What is expected:
For the string "text", count the lines in the records below that contain it. Answer with that number alone.

+-------+

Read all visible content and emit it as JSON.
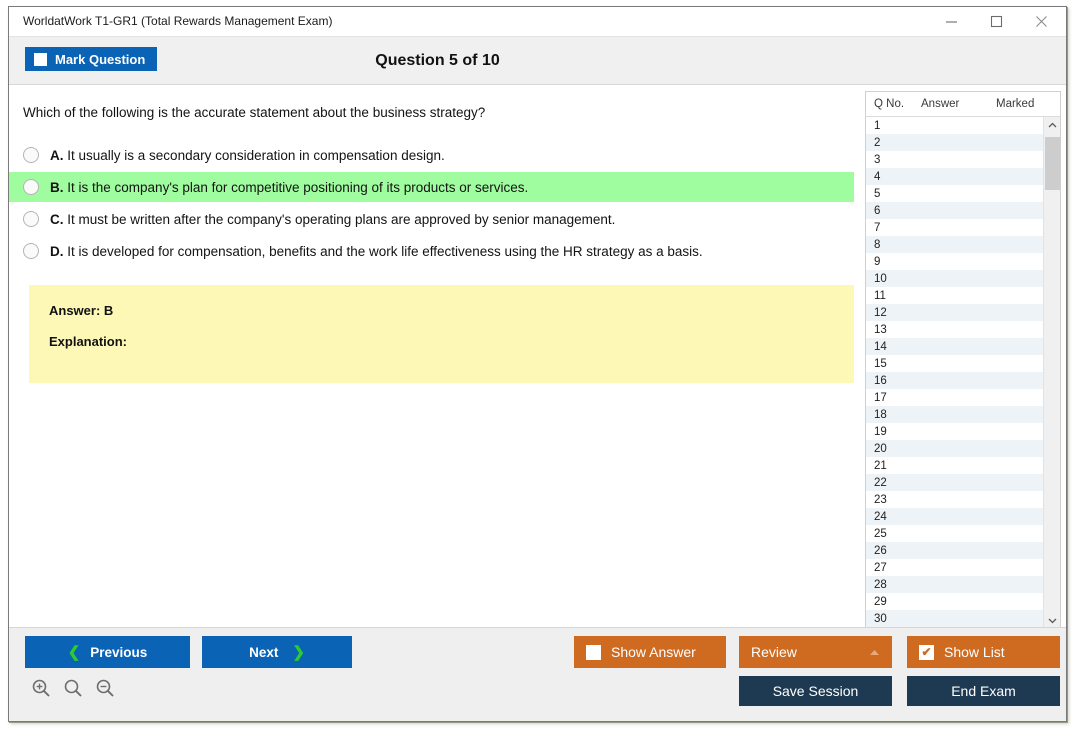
{
  "window": {
    "title": "WorldatWork T1-GR1 (Total Rewards Management Exam)",
    "minimize_label": "Minimize",
    "maximize_label": "Maximize",
    "close_label": "Close"
  },
  "header": {
    "mark_question_label": "Mark Question",
    "mark_question_checked": false,
    "question_counter": "Question 5 of 10"
  },
  "question": {
    "stem": "Which of the following is the accurate statement about the business strategy?",
    "options": [
      {
        "letter": "A.",
        "text": "It usually is a secondary consideration in compensation design.",
        "correct": false
      },
      {
        "letter": "B.",
        "text": "It is the company's plan for competitive positioning of its products or services.",
        "correct": true
      },
      {
        "letter": "C.",
        "text": "It must be written after the company's operating plans are approved by senior management.",
        "correct": false
      },
      {
        "letter": "D.",
        "text": "It is developed for compensation, benefits and the work life effectiveness using the HR strategy as a basis.",
        "correct": false
      }
    ]
  },
  "answer_box": {
    "answer_line": "Answer: B",
    "explanation_line": "Explanation:",
    "background_color": "#fdf8b6"
  },
  "list_panel": {
    "columns": [
      "Q No.",
      "Answer",
      "Marked"
    ],
    "rows": [
      {
        "q_no": "1",
        "answer": "",
        "marked": ""
      },
      {
        "q_no": "2",
        "answer": "",
        "marked": ""
      },
      {
        "q_no": "3",
        "answer": "",
        "marked": ""
      },
      {
        "q_no": "4",
        "answer": "",
        "marked": ""
      },
      {
        "q_no": "5",
        "answer": "",
        "marked": ""
      },
      {
        "q_no": "6",
        "answer": "",
        "marked": ""
      },
      {
        "q_no": "7",
        "answer": "",
        "marked": ""
      },
      {
        "q_no": "8",
        "answer": "",
        "marked": ""
      },
      {
        "q_no": "9",
        "answer": "",
        "marked": ""
      },
      {
        "q_no": "10",
        "answer": "",
        "marked": ""
      },
      {
        "q_no": "11",
        "answer": "",
        "marked": ""
      },
      {
        "q_no": "12",
        "answer": "",
        "marked": ""
      },
      {
        "q_no": "13",
        "answer": "",
        "marked": ""
      },
      {
        "q_no": "14",
        "answer": "",
        "marked": ""
      },
      {
        "q_no": "15",
        "answer": "",
        "marked": ""
      },
      {
        "q_no": "16",
        "answer": "",
        "marked": ""
      },
      {
        "q_no": "17",
        "answer": "",
        "marked": ""
      },
      {
        "q_no": "18",
        "answer": "",
        "marked": ""
      },
      {
        "q_no": "19",
        "answer": "",
        "marked": ""
      },
      {
        "q_no": "20",
        "answer": "",
        "marked": ""
      },
      {
        "q_no": "21",
        "answer": "",
        "marked": ""
      },
      {
        "q_no": "22",
        "answer": "",
        "marked": ""
      },
      {
        "q_no": "23",
        "answer": "",
        "marked": ""
      },
      {
        "q_no": "24",
        "answer": "",
        "marked": ""
      },
      {
        "q_no": "25",
        "answer": "",
        "marked": ""
      },
      {
        "q_no": "26",
        "answer": "",
        "marked": ""
      },
      {
        "q_no": "27",
        "answer": "",
        "marked": ""
      },
      {
        "q_no": "28",
        "answer": "",
        "marked": ""
      },
      {
        "q_no": "29",
        "answer": "",
        "marked": ""
      },
      {
        "q_no": "30",
        "answer": "",
        "marked": ""
      }
    ]
  },
  "toolbar": {
    "previous_label": "Previous",
    "next_label": "Next",
    "show_answer_label": "Show Answer",
    "show_answer_checked": false,
    "review_label": "Review",
    "show_list_label": "Show List",
    "show_list_checked": true,
    "show_list_check_glyph": "✔",
    "save_session_label": "Save Session",
    "end_exam_label": "End Exam",
    "zoom_in_label": "Zoom In",
    "zoom_reset_label": "Zoom Reset",
    "zoom_out_label": "Zoom Out"
  },
  "colors": {
    "blue": "#0b63b5",
    "orange": "#cf6b21",
    "navy": "#1e3a52",
    "correct_green": "#9ffc9f",
    "answer_yellow": "#fdf8b6",
    "chevron_green": "#2ecb2e"
  }
}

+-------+

Task answer:
4